We are also supposed to believe that slaves born in the United States -- of parents and grandparents who were born in the U.S. or the American colonies -- had vast knowledge of African symbolism. When most slaves started to escape, starting in the 1830s, the overwhelming majority of Southern slaves were American-born, as were their parents and grandparents. All the colonies stopped importing slaves at the beginning of the Revolution. After the Revolution about 60,000 to 70,000 slaves were legally imported between 1803 and 1808, and perhaps another 10,000 or so illegally imported after that. But this was a tiny drop in the bucket of the millions of slaves living in the U.S. from 1830 to 1860. 

Furthermore, the slaves brought in during the Colonial period (before 1775) and between 1803 and 1808 came from all over Africa. Some were from the West Coast, some from East Africa and many from Central Africa. They spoke scores of different languages, practiced many different religions and had many, many different cultures. There were no "African symbols" that all of them shared. 

Finally if we are to believe this myth, we must assume a number of other things, most of which are nonsensical. 

First, we are supposed to believe that enslaved African Americans had the time to make elaborate, specific quilts, and also that they had the materials including the various colored cloth to make them. Then we must believe that once they made these quilts, they did not use them for warmth and comfort, but hung them outside for the occasional fugitive to see. 

Second, we are supposed to believe that these slaves, most of whom were illiterate, had no access to maps and had rarely traveled more than a few miles from their homes, possessed very specific knowledge of terrain, rivers and roads that would be useful to a slave who was from somewhere else, who was running past their home. 

Third, we are supposed to believe that only slaves (and sometimes sympathetic whites) knew about these symbols on the quilts, and that slave owners, local sheriffs and professional slave catchers had no knowledge of these quilts or what they meant.
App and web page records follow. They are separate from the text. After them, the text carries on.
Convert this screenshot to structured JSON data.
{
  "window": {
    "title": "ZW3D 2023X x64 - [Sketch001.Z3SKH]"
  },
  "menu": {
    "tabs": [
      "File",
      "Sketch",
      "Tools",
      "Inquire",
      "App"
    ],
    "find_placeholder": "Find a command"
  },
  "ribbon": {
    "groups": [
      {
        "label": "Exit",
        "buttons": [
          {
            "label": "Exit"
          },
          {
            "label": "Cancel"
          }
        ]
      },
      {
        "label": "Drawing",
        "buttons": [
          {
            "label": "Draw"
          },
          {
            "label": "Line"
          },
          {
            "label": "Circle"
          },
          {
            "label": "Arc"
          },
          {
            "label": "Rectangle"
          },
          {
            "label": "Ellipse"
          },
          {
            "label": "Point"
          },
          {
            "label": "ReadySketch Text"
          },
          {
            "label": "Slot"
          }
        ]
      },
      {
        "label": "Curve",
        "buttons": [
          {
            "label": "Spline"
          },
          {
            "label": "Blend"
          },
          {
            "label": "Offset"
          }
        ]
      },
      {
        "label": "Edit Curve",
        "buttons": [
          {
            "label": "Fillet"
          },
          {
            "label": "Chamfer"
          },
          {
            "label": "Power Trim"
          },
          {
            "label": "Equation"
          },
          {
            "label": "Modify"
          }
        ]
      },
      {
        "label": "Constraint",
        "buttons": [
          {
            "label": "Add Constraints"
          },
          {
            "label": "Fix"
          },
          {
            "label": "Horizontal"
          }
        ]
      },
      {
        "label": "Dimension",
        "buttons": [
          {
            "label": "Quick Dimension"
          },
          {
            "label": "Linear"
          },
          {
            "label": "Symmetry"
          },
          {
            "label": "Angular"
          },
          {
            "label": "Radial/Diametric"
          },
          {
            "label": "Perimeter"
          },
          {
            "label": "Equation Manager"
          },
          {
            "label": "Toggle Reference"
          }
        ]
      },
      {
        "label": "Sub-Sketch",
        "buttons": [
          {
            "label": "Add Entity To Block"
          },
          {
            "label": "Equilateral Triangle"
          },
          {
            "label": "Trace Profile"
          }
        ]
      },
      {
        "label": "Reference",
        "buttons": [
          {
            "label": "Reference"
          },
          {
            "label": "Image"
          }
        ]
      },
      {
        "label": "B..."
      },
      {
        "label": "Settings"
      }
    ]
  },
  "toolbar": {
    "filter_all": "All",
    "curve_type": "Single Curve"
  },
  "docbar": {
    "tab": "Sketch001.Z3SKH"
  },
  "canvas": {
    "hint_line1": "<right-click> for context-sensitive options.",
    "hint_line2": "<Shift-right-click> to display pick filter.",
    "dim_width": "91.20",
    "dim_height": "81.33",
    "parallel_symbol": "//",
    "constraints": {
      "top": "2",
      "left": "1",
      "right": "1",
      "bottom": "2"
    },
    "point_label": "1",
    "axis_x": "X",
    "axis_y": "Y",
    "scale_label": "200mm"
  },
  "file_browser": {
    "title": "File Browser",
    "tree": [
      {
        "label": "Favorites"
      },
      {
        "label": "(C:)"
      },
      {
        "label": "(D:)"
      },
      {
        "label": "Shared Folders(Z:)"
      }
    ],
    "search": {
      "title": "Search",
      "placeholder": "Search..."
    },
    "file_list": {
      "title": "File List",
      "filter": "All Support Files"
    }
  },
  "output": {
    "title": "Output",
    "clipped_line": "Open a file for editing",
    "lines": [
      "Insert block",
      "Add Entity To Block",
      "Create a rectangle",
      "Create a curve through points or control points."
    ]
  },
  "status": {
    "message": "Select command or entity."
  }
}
Can anyone who thinks seriously about the difficulty of running away from slavery believe any of this? Of course not! But the Massachusetts Department of Education believed the myth, puts its prestigious imprimatur on it and still passes it off to students and teachers around the nation as nonfiction, by keeping the passage up on its website. Hopefully, the state of Massachusetts will remove this fairy tale story from its site and replace it with a public apology. 

The difficulty of escaping from slavery was huge. It took brains, guts and tremendous good luck to make it to the North. Let's start teaching the truth about the brave slaves who ran away, the many free blacks and the occasional whites who helped them. While we are at it, let's teach about the pro-slavery provisions of the U.S. Constitution, which required that fugitive slaves be "delivered up" to their owners.

Let's teach about the two federal laws that put the power and might of the U.S. government at the beck and call of slave catchers. Let's teach about the scores of blacks and whites in the North who were arrested and prosecuted by the federal government for helping fugitive slaves. Let's teach about the handful of whites who went to jail in the South for helping fugitive slaves.